This 8-minute video lecture demonstrates how to use a position vector valued function to describe a curve or path. [Calculus playlist: Lesson 133 of 156]
In this tutorial, we will learn to approximate differentiable functions with polynomials. Beyond just being super cool, this can be useful for approximating functions so that they are easier to calculate, differentiate or integrate. So whether you will have to write simulations or become a bond trader (bond traders use polynomial approximation to estimate changes in bond prices given interest rate changes and vice versa), this tutorial could be fun. If that isn't motivation enough, we also come up with one of the most epic and powerful conclusions in all of mathematics in this tutorial: Euler's identity.
You can parameterize a line with a position vector valued function and understand what a differential means in that context already.
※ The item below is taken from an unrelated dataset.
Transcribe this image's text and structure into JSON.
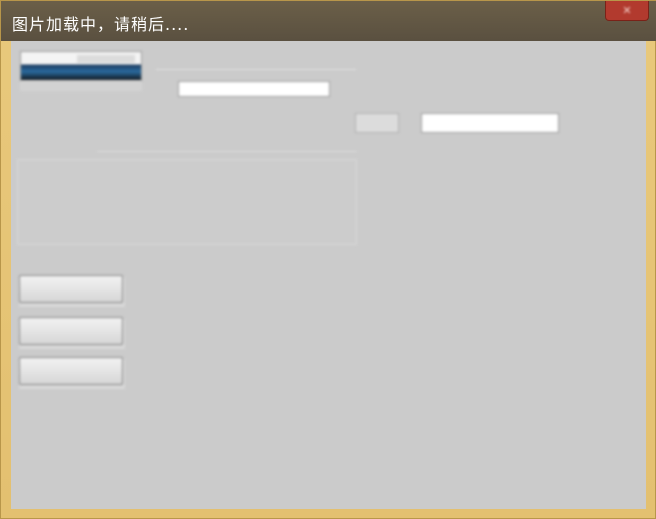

This tutorial will take things further by parametrizing surfaces (2 parameters baby!) and have us thinking about partial differentials.
You know what Stokes' theorem is and how to apply it, but are craving for some real proof that it is true. Well, you've found the right tutorial!
Finding line integrals to be a bit boring? Well, this tutorial will add new dimension to your life by explore what surface integrals are and how we can calculate them.
This series of videos focusing on calculus covers calculating derivatives, power rule, product and quotient rules, chain rule, implicit differentiation, derivatives of common functions.
You can take the derivatives of f(x) and g(x), but what about f(g(x)) or g(f(x))? The chain rule gives us this ability. Because most complex and hairy functions can be thought of the composition of several simpler ones (ones that you can find derivatives of), you'll be able to take the derivative of almost any function after this tutorial. Just imagine.
The topic that is now known as "calculus" was really called "the calculus of differentials" when first devised by Newton (and Leibniz) roughly four hundred years ago. To Newton, differentials were infinitely small "changes" in numbers that previous mathematics didn't know what to do with. Think this has no relevence to you? Well how would you figure out how fast something is going *right* at this moment (you'd have to figure out the very, very small change in distance over an infinitely small change in time)? This tutorial gives a gentle introduction to the world of Newton and Leibniz.
We told you about the derivatives of many functions, but you might want proof that what we told you is actually true. That's what this tutorial tries to do!